The Internal Revenue Code requires that business appraisers
use the “fair market value” standard when valuing a business for
gift and estate tax purposes. This article will explain the concept of fair
market value and how the provisions of certain corporate documents impact marketability
“Fair market value” is defined as the price at
which property would change hands between a willing buyer and a willing seller,
neither being under any compulsion to buy or to sell and both having reasonable
knowledge of relevant facts. The determination of fair market value of some
assets, such as publicly-held stock, can be as simple as looking at the market
price in a recognized exchange, such as the New York Stock Exchange (NYSE).
With other assets, such as minority non-controlling interests in privately-held
businesses, determining the fair market value may not be so easy.
The Internal Revenue Service and the courts recognize that
the fair market value of a minority, non-controlling interest in a privately-held
business usually does not equal the shareholder’s proportionate share
of the underlying value of 100 percent of the business. Also, the fair market
value standard often requires that the proportionate share be reduced by, among
other things, some factor to account for the share’s lack of marketability.
What is Marketability?
Marketability, sometimes called liquidity, is defined as the ability to quickly
convert property to cash at minimal cost. Minority, non-controlling interests
in privately-held companies are generally difficult to sell and therefore
often suffer from a lack of marketability. The benchmark for determining
the marketability of an ownership interest in a business is three days, or
the time required to liquidate public stock that is traded on a national
stock exchange, such as the NYSE. Empirical evidence suggests that investors
are willing to pay a price premium for this level of liquidity, and conversely,
extract a price discount relative to stocks or other investment interests
that lack this high degree of liquidity. Studies track stock prices for certain
restricted stocks, for which Securities and Exchange Commission (SEC) rules
govern transfers, and initial public offerings in publicly-held companies.
The restricted stock studies compare the restricted stock prices to prices
of freely-traded shares in the same companies. The initial public offering
(IPO) studies compare the relationships between the prices of companies whose
shares were initially offered to the public and the prices at which their
shares traded privately before the public offering.
While other methods of determining the discount for lack
of marketability exist, business valuation analysts often use the restricted
stock and IPO studies to justify discounts and to calculate the amount of the
discount. The 1995 tax court decision of Mandelbaum v. Commissioner has
been widely cited by the business valuation community for its in-depth analysis
of factors impacting the discount, which valuators base on the use of averages
derived from the restricted stock studies. In Mandelbaum, Judge Laro
noted that ascertaining the appropriate discount for limited marketability
is a factual determination.
Calculation of the Discount
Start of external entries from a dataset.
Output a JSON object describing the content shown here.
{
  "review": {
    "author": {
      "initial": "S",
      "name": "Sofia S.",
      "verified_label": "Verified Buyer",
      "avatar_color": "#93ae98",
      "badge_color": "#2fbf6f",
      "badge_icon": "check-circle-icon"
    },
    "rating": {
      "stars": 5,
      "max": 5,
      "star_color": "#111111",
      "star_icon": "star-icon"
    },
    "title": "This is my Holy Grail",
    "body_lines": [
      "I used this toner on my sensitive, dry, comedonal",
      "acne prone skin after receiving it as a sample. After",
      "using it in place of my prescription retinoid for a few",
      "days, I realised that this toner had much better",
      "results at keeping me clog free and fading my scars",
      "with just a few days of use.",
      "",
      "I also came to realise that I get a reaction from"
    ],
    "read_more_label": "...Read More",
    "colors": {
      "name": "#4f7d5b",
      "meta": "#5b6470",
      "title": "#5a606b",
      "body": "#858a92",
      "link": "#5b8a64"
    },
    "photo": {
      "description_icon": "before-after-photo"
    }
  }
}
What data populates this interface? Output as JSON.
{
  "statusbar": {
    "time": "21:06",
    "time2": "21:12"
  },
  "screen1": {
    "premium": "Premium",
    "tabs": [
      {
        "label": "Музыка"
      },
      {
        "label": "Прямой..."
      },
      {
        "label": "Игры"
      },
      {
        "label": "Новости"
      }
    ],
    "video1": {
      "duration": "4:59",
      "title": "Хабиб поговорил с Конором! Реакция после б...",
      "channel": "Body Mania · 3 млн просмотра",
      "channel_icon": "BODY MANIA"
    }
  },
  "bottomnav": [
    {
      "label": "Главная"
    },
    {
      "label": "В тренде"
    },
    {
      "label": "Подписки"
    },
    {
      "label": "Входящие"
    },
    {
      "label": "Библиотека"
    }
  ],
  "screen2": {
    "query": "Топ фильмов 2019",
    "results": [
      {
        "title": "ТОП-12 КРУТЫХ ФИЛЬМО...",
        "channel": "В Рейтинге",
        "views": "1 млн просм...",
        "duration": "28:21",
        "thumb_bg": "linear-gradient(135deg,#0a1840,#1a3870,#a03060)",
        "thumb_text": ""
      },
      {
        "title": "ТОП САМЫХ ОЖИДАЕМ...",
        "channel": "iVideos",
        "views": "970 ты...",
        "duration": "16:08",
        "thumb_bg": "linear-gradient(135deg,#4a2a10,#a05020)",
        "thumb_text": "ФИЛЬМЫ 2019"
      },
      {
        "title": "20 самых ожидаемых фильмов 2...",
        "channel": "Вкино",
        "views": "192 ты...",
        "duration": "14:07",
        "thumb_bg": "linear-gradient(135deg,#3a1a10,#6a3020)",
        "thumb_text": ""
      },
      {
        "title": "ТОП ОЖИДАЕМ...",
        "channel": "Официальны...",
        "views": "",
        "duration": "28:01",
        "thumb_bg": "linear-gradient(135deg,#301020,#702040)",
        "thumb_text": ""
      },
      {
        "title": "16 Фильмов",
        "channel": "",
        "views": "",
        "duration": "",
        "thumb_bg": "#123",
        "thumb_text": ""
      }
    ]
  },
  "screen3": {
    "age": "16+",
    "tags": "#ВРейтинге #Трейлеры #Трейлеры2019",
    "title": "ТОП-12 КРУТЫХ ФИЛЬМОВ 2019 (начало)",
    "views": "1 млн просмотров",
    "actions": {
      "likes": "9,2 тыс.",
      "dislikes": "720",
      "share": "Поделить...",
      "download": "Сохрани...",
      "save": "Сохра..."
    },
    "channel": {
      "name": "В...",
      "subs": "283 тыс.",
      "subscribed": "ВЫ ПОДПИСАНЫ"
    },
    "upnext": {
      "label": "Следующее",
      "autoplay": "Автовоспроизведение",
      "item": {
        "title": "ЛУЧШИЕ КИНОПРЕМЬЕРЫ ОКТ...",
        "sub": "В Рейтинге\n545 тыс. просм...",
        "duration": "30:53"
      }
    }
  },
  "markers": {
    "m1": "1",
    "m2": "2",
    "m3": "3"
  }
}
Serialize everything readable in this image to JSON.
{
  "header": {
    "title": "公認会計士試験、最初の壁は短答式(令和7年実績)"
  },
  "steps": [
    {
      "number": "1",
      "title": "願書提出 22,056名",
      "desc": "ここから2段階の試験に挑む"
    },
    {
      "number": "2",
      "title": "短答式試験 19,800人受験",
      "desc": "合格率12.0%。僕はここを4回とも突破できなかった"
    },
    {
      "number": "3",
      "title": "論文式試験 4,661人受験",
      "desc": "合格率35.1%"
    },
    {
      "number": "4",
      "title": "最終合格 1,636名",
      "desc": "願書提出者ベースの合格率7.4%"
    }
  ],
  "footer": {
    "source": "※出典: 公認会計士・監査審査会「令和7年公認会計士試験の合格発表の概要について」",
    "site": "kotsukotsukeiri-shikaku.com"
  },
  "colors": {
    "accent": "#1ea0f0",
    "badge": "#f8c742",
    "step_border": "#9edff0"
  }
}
When business valuation analysts determine discounts for lack of marketability,
they usually calculate a starting point for the discount using the data in
the empirical studies and then adjust the discount upwards or downwards,
depending on financial and legal factors. Most importantly, the analysts
review the business’ corporate documents and compare shareholders’ rights
to those rights of shareholders in the empirical studies. When analysts find
impediments to transfer more onerous than those for the companies in the
empirical studies, they often increase the discount for lack of marketability
from the starting point.
As an example, by-laws or operating agreements for family-held
businesses often contain provisions that prohibit shareholders from transferring
their interests to non-family members. In contrast, shareholders of the publicly-held
companies in the empirical studies may transfer their shares freely. Accordingly,
business valuation analysts would increase the discount for lack of marketability
from the starting discount.
Other provisions in corporate documents which may affect
the level of the discount include:
on transfer. Other than outright prohibition of transfer to non-family
members, some corporate documents require consent for transfer of shares,
which might also affect marketability. Analysts also look for rights of first
refusal found in by-laws and buy-sell agreements. (Note that under common
law and the Internal Revenue Code, the price paid for a decedent’s
stock under a buy-sell agreement may or may not determine the value of the
stock for estate tax purposes).
access and reliability. The SEC requires the publicly-held companies
in the empirical studies to file audited financial statements and other corporate
information on a regular basis. Business valuation analysts look at corporate
documents that give shareholders the right to access the business’
books and records at certain times or require the preparation of financial
reports with a certain frequency. The quality and accessibility of these records
could have an affect on marketability of an ownership interest.
In conclusion, business valuation analysts calculate discounts
for lack of marketability on a case-by-case basis, comparing, among other things,
the business’ shareholders’ rights to those of publicly-held companies.
Attorneys drafting corporate documents should also be aware of their impact
on future gift and estate tax matters.
Karen R. Wilkowsky, Esq., AVA, is an attorney and accredited valuation analyst
with the accounting and business consulting firm of Hertzbach & Co., P.A.,
in Owings Mills, Maryland. She concentrates her practice in the areas of business
valuation, litigation support and forensic services.